It took a while but world leaders, the media and the masses eventually became outraged about the 276 Nigerian girls forcibly abducted from their school on April 15.
As the weeks have slipped by with frustratingly few discernable rescue efforts, the concern from the outside world has ebbed and flowed. First Lady Michelle Obama, celebrities such as Amy Poehler, and thousands of Instagram and Twitter users tried to raise awareness by joining the #bringbackourgirls campaign, a movement that’s not dissimilar from the rallying cry that following the earthquake and tsunami, which battered the eastern part of the Japan in March 2011 or, more appropriately, the outpouring of support for Malala Yousafzai, who survived an assassination attempt by the Taliban as she was leaving school in Swat, Pakistan in 2012.
As more and more social media users changed their profile images to show solidarity and male celebrities joined in with a coordinated effort, #realmendontbuygirls, news organizations also beefed up coverage with stories about U.S. involvement in the search, profiles of Boko Haram leader Abubakar Shekau, navel-gazing examinations as to why journalists took so long to cover the story to begin with and whether the social media movement can actually help. CNN even ran a piece straight out of its missing Malaysian airlines coverage playbook: “Nigeria abducted girls: Why hasn’t the rescue effort produced results?”
And why shouldn’t they? In many ways we may not want to admit, this story has captured our attention just like a natural disaster or an unexplained mystery.
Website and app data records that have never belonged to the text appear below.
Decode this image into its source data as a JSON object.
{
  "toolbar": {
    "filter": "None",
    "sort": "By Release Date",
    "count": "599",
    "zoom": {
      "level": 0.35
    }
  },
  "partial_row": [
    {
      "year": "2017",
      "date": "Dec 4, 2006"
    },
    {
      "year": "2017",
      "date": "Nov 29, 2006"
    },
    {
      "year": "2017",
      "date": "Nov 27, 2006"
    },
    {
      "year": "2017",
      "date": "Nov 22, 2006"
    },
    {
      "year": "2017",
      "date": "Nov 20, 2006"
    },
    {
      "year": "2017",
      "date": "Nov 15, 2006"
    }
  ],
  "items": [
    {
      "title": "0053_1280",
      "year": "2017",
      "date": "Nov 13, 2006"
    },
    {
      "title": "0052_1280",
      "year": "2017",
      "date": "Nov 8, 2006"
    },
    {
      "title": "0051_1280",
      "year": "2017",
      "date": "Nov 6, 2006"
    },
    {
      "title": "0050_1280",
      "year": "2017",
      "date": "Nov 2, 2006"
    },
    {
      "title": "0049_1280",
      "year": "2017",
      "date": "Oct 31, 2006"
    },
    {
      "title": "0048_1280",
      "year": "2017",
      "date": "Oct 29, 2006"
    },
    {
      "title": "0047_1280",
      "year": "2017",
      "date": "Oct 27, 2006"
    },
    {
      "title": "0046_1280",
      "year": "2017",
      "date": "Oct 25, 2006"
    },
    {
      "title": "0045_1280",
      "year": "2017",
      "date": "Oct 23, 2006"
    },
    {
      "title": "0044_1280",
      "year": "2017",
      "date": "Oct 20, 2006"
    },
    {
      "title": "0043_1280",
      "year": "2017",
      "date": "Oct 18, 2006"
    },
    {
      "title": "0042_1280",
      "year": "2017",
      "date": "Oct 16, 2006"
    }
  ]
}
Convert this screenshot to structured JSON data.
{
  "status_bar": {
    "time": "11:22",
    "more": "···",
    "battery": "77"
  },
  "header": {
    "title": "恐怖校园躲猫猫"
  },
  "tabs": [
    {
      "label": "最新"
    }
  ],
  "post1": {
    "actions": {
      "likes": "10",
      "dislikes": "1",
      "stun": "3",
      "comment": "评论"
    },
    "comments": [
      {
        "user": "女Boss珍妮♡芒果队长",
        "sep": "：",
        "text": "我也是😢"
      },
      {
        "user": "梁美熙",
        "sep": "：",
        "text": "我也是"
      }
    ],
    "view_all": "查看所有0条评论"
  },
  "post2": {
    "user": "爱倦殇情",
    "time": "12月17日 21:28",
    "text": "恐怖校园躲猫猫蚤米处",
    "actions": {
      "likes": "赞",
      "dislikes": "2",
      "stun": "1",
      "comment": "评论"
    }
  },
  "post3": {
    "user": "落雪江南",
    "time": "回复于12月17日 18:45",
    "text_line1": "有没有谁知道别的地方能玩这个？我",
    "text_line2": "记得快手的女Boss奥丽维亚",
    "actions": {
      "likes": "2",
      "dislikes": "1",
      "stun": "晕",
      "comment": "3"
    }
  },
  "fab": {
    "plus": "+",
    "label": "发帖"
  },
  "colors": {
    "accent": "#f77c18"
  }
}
It’s tragic and unjust and hits close to home for anyone who knows right from wrong. Anyone who has had the basic right—the privilege—to attend school.
But what happens when, as I hope, the girls are eventually rescued? What has happened to the girls like Malala who are still trying to attend school in Swat? The girls all over the world who are threatened for the very same reason? Whose parents keep them home to keep them safe? Or those who simply aren’t allowed to attend in the first place?
This is a subject that should be covered 365 days a year.
Too often stories that examine family planning, adolescent exposure to HIV/AIDS, reproductive health and access to primary education for girls are considered soft news. Features routinely relegated to “Special Topics” or the Sunday Outlook and Style sections.
The reality is that the challenges of population growth, environmental degradation, corporate greed, food security and even violent extremism can be traced back to these same issues with girls’ health, education, and human rights at the core.
Depriving girls of access to education has political, policy and legal ramifications to name but a few. And coverage of the tragedy still unfolding in northern Nigeria and elsewhere demonstrates that there’s a widespread, diverse and engaged audience to drive traffic to news organizations that prioritize stories on this subject.